Tally up the lines below that contain the word "событий" and give the total alone.
Start of PROVIDED INFORMATION
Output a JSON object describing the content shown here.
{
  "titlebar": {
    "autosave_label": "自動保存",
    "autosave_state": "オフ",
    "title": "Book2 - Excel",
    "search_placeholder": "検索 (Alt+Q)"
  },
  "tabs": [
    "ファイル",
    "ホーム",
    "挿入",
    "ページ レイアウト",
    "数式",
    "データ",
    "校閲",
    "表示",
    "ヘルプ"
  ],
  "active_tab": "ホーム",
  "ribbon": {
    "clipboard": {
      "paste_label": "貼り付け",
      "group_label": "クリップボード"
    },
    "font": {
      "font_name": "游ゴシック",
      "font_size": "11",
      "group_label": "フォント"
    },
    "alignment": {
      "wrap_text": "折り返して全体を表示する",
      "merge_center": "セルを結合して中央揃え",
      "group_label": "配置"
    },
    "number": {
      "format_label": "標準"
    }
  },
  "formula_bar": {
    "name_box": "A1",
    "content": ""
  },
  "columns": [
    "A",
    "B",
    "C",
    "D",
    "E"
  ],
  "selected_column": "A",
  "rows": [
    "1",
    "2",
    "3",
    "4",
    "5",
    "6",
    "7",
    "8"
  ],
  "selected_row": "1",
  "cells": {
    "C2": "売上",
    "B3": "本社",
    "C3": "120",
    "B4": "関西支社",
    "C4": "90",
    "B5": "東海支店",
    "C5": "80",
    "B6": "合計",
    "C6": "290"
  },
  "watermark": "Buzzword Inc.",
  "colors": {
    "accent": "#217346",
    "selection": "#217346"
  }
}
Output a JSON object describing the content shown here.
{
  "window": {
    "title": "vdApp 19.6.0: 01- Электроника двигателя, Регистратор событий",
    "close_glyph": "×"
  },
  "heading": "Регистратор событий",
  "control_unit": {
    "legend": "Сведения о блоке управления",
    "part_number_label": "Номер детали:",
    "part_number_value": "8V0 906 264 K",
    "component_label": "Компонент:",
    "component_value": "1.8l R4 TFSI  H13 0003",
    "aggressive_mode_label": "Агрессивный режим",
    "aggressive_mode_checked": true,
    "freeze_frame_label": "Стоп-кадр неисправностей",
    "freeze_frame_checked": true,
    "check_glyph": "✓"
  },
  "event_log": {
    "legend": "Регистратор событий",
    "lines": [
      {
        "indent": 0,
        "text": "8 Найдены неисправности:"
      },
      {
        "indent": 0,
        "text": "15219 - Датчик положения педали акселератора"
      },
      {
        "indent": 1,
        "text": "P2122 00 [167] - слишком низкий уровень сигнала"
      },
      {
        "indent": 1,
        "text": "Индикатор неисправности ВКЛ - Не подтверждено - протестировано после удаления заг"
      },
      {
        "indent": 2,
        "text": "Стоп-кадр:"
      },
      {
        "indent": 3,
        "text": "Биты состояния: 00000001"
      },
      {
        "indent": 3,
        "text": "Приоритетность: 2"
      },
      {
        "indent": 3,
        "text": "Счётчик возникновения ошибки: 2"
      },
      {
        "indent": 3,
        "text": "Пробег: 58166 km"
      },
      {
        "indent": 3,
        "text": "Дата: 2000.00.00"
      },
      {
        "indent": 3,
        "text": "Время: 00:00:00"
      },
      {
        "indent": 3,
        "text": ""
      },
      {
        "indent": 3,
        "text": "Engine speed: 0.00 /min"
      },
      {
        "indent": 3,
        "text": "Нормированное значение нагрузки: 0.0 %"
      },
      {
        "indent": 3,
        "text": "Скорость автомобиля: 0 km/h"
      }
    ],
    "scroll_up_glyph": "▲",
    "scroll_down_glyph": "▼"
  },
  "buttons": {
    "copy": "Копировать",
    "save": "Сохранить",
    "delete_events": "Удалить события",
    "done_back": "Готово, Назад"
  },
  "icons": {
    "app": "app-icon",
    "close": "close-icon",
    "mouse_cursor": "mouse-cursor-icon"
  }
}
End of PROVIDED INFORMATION
SOLUTION FOR THIS EXERCISE:
3